Road accidents didn’t just start with automobiles
When you think about it, cars are easier to control than horses; your Ford Mustang isn’t going to get spooked by a train. The December 4, 1877 York Gazette reported two accidents, one quite harrowing, near Smith’s Station in Heidelberg Township.
Not being as familiar with the southwestern part of York County as with the southeastern portion, I compared a present day Google terrain map with the 1876 Pomeroy, Whitman Atlas of York County. I would guess the Watson family accident occurred on Thoman Road just east of where it connects with Locust Road. The railroad tracks run very close to the road on the same level now, but there is a steep embankment just on the other side of the tracks. I think the track level might have been raised to road level sometime after the 1877 incident reported below.
ACCIDENT—On Wednesday, says the Hanover Herald, as a Mrs. Watson and her two children were coming to town in a spring wagon, an accident occurred which might have proved most disastrous. A mile below Smith’s Station the railroad and wagon road run parallel and near together, the latter being on an embankment 30 feet high, with a side as steep as a roof. The horse became frightened at an approaching train and backed down over an embankment. Mrs. W. jumped out to catch the horse, but could not, and down went children, horse and wagon.
The train was within 30 or 40 yards, but the engineer reversed the engine and brought it to a stop within a few feet of the children lying on the track. Had Engineer Miller not been prompt, or the engine not supplied with an air brake, the children and horse would probably all have been killed. One of the children had a simple fracture of an arm—the other was uninjured. The horse was uninjured, but the wagon was wrecked. Dr. Alleman set the broken arm.
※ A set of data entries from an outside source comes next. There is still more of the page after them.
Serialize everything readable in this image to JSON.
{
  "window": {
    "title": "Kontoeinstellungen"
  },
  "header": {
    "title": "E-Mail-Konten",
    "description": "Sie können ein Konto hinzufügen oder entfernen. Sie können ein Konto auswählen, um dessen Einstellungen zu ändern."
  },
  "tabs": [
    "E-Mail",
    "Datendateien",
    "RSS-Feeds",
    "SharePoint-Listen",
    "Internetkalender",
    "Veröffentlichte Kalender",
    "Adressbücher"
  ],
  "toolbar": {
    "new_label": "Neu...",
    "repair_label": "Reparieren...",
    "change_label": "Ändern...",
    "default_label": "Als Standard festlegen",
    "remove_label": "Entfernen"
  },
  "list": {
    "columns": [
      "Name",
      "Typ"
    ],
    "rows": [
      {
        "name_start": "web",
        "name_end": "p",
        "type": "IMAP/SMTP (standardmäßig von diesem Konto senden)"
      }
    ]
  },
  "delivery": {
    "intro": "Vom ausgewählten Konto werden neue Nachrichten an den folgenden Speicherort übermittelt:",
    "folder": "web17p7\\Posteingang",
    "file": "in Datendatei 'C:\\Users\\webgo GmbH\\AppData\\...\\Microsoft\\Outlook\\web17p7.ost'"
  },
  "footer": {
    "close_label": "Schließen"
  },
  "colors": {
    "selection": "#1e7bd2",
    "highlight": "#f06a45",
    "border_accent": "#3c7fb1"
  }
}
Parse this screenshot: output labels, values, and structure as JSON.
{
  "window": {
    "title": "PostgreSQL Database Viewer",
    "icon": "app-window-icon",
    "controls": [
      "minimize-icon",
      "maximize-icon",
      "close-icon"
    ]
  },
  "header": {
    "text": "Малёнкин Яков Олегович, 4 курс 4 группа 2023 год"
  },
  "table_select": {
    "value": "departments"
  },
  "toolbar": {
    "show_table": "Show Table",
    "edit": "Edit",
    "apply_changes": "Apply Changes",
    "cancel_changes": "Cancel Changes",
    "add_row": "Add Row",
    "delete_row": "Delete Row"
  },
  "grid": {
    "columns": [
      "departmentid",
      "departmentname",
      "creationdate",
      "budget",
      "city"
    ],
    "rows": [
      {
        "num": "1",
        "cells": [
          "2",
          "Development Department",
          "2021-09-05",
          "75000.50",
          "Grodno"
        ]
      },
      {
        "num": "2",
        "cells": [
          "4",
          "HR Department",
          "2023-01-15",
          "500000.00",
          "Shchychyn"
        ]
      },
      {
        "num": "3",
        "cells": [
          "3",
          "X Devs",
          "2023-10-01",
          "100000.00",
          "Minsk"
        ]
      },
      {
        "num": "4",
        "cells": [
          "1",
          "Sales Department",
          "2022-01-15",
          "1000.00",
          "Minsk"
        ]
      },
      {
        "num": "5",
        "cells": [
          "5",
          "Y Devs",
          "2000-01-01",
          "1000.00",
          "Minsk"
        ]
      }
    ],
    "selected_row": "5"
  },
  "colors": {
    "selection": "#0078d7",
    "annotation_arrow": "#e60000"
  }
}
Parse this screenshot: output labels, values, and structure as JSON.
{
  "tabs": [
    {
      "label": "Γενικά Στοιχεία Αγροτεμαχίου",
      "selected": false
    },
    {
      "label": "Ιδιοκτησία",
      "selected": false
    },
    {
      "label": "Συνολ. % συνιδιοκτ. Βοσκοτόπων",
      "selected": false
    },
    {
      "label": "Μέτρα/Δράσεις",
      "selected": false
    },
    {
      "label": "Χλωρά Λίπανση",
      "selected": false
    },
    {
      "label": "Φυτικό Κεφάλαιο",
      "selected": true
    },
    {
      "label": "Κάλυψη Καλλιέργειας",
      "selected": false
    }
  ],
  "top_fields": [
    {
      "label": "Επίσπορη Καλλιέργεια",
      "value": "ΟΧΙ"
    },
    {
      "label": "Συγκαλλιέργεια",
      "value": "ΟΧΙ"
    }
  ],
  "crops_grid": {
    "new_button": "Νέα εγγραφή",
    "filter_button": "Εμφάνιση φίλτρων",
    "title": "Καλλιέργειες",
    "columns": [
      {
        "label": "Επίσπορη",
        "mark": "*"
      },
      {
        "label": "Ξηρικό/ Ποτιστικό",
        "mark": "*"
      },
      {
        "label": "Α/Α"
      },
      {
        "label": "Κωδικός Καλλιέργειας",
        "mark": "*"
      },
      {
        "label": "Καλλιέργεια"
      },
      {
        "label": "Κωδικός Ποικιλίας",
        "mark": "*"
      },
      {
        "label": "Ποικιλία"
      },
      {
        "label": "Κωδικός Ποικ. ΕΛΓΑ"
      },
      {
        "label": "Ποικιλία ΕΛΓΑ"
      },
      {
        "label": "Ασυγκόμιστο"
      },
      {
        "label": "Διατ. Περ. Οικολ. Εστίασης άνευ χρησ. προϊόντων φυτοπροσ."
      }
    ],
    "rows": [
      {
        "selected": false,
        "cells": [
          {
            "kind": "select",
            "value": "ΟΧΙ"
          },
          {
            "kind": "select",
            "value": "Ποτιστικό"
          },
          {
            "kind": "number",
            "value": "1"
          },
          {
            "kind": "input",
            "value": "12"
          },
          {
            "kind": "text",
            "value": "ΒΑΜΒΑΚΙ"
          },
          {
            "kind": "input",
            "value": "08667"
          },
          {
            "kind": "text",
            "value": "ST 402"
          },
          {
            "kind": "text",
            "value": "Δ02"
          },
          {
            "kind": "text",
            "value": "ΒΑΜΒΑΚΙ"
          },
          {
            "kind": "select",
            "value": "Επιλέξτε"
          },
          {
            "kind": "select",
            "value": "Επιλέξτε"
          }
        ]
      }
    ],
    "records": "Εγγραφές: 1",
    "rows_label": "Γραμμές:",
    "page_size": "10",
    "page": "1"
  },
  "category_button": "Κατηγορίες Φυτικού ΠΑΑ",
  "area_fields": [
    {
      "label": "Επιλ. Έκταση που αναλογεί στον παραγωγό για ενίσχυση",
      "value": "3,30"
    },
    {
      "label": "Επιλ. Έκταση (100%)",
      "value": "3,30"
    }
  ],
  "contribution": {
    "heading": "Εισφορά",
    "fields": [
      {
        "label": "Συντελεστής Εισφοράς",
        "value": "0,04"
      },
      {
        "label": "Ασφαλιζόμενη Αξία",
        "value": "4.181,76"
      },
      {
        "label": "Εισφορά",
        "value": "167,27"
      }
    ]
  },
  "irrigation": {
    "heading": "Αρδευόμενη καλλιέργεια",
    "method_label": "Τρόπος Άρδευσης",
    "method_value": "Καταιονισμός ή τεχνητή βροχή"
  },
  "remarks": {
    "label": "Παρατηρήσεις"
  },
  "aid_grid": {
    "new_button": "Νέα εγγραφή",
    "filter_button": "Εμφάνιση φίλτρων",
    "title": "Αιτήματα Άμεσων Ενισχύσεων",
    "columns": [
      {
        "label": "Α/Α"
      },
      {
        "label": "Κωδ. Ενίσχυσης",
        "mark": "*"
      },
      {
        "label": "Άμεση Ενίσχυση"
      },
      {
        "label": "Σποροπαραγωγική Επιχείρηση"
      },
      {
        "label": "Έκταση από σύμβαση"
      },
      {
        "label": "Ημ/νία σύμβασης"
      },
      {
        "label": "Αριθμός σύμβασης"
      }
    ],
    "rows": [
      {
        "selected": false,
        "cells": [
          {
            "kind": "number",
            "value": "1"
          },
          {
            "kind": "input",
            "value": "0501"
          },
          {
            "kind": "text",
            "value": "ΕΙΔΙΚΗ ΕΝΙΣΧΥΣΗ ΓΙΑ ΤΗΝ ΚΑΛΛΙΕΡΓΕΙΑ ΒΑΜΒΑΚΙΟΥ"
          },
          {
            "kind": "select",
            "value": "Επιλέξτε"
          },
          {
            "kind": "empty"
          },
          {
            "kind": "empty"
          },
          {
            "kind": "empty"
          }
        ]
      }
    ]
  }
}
The other reported mishap wasn’t as spectacular, but it also resulted in injuries:
ACCIDENT—One day recently, while Mr. Daniel Carter of Hanover was driving a horse attached to a buggy, in which a lady, Mrs. C. Wise, was also sitting, the horse became frightened at a train of cars in the neighborhood of Smith’s station, upsetting the buggy and injuring Mr. Carter slightly about his shoulders, and spraining the left wrist of Mrs. Wise.
In looking for an illustration for a spring wagon, I found a further tie-in to the York County area. The photo above is from an eBay listing last year for a partially restored Studebaker spring wagon, for which the seller was asking close to $5,000, plus shipping. The Studebaker family manufactured wagons in this area, as summarized in the two Pennsylvania Historical and Museum Commission historical markers quoted below, before they went west and grew into a huge manufacturing company.
Location: Oxford Rd. (SR 1015), just off PA 234, 1/2 mile E of Heidlersburg
Marker Text: Had his wagon works 2.5 miles SE of here, 1830 to 1836, when he moved west. In 1852 his sons formed the Studebaker Company, the world’s largest maker of horse-drawn vehicles and, in 1897, a pioneer in the automobile industry.
Location: 200 W. King St. (PA 234) W of Abbottstown St. (PA 194), East Berlin
Marker Text: Built ca. 1790 by David Studebaker, carpenter, farmer, and minister. He was related to the family that later built wagons and automobiles. The house is privately maintained as a museum.